Tim Pawlenty - Governor of Minnesota – Pawlenty is a two-term governor of Minnesota, but did not run for re-election in 2010, fueling rumors that he’s planning a 2012 presidential bid. He was elected in 2002 on a platform of not raising taxes, and he followed through on that promise (kind of) by not raising taxes, but raising some state fees. He’s likely to face opposition on this point if he does decide to run in 2012.
Mike Huckabee - former Governor of Arkasas – Mike Huckabee ran for president in 2008 after being the Governor of Arkansas, but eventually lost to John McCain. He has a folksy tone, and many conservatives adored him. Since his 2008 run, he’s raised his profile by becoming a Fox News contributor, among other things. Should he decide to run in 2012, he would likely start where he started in 2008–a second-tier candidate. He would be outshone by Palin, Romney, and Gingrich, which would be a huge handicap.
Rick Perry - Governor of Texas – re-elected to his third and last four-year term in November, Rick Perry has been the longest Texas governor, and is widely popular in the state (he won with 55% of the vote). He is a fiscal conservative, and has campaigned on tax reform and job growth. He has presided over a state for the last ten years that has increased its population so much that they will likely get four new congressional seats in the next legislature due to the census, and that has to be due to something good.
Haley Barbour - Governor of Mississippi – Barbour was elected only the second Republican governor of Mississippi since Reconstruction, with 53% of the vote, in 2003, and was re-elected in 2007. As a former lobbyist, he was able to win over a Democrat-led legislature to cut a $709 million deficit in half in a program he called Operation: Streamline.
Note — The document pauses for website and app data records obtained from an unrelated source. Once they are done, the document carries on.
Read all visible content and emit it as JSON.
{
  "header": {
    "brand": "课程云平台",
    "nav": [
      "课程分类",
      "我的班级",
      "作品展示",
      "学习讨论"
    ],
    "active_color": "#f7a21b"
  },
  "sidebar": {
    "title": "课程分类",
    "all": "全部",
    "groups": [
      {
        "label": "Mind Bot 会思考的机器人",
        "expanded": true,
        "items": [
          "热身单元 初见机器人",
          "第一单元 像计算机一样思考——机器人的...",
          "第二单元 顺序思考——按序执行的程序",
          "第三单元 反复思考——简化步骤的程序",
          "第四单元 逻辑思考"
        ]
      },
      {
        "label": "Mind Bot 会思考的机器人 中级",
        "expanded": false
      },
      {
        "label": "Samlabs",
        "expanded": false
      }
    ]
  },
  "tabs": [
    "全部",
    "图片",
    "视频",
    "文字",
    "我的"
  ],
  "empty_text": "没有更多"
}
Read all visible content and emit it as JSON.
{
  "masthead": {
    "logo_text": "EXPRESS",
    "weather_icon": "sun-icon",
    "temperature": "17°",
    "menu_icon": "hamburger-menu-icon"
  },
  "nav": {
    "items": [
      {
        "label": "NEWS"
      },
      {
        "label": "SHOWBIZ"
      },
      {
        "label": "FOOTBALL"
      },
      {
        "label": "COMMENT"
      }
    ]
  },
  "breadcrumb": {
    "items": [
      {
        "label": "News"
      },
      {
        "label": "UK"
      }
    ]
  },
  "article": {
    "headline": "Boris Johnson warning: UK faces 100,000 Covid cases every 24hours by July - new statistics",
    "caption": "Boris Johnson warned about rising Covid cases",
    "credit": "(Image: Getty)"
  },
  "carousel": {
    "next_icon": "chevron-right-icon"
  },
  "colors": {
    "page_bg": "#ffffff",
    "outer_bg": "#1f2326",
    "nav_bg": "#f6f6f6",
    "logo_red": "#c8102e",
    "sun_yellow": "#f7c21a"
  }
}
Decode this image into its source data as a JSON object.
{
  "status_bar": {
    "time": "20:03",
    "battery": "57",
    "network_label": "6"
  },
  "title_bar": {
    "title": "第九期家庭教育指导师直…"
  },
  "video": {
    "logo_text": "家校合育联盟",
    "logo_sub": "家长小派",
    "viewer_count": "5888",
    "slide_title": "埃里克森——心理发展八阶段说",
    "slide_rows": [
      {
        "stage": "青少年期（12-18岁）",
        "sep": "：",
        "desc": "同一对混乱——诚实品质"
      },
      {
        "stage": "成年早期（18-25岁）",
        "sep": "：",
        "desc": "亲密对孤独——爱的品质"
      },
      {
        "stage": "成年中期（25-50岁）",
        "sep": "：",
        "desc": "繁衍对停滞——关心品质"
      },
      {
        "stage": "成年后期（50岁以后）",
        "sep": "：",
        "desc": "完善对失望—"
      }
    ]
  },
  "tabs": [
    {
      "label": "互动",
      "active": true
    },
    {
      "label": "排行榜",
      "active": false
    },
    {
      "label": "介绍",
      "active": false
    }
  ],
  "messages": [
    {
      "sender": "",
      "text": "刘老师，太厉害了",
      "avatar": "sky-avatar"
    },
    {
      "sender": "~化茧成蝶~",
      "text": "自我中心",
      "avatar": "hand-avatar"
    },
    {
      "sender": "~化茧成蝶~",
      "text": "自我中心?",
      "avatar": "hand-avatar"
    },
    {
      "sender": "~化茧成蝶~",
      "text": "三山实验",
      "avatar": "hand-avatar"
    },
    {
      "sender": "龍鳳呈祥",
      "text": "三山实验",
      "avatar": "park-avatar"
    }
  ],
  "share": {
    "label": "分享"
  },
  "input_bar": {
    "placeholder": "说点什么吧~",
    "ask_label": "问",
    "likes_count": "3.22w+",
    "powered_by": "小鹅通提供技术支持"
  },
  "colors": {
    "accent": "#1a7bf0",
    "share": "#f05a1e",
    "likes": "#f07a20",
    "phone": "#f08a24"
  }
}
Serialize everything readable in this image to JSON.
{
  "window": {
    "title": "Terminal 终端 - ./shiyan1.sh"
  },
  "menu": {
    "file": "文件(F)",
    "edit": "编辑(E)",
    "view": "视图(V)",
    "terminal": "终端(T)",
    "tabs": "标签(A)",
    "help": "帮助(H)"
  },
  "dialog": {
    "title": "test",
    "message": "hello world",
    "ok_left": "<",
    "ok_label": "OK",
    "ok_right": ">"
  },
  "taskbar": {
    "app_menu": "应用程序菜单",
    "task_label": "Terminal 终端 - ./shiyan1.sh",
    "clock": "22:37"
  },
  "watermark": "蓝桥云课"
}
He is also strongly conservative, working with Republicans and conservative Democrats to tighten abortion laws in Mississippi. He could come from dark horse status and gain the Republican nomination.
Paul Ryan - Congressman from Wisconsin – widely known in small conservative circles for his “Roadmap for America’s Future.” Aside from having piercing blue eyes, he also stood up during a healthcare summit last year (in this video) and provided what some would consider convincing evidence against the healthcare “reform” bill, which the White House promptly ignored. A stellar speaker, he would have to contend with being an unknown, and is not likely to run in 2012.
Mike Pence - Congressman from Indiana – he ran the House Republican Conference since 2008, and he’s been a conservative darling. However, he would have to run as an unknown (has anyone ever heard of Mike Pence?), and he would have to run as a member of the U.S. House. Do you know how many House members have become President? Does anyone remember Dick Gephardt?
Rolland Burris - former Senator from Illinois – never underestimate the ego of this former appointed Senator from Illinois. He was the only person that was willing to be appointed by convicted former governor Rod Blagojevich, so I don’t think he’d have a problem switching parties to run for President. Also, he probably believes in his addled mind that he could be elected if he ran as a Republican.
Can you think of any others that should be added to this list? Which of these would you vote for? Which of these candidates can beat President Obama?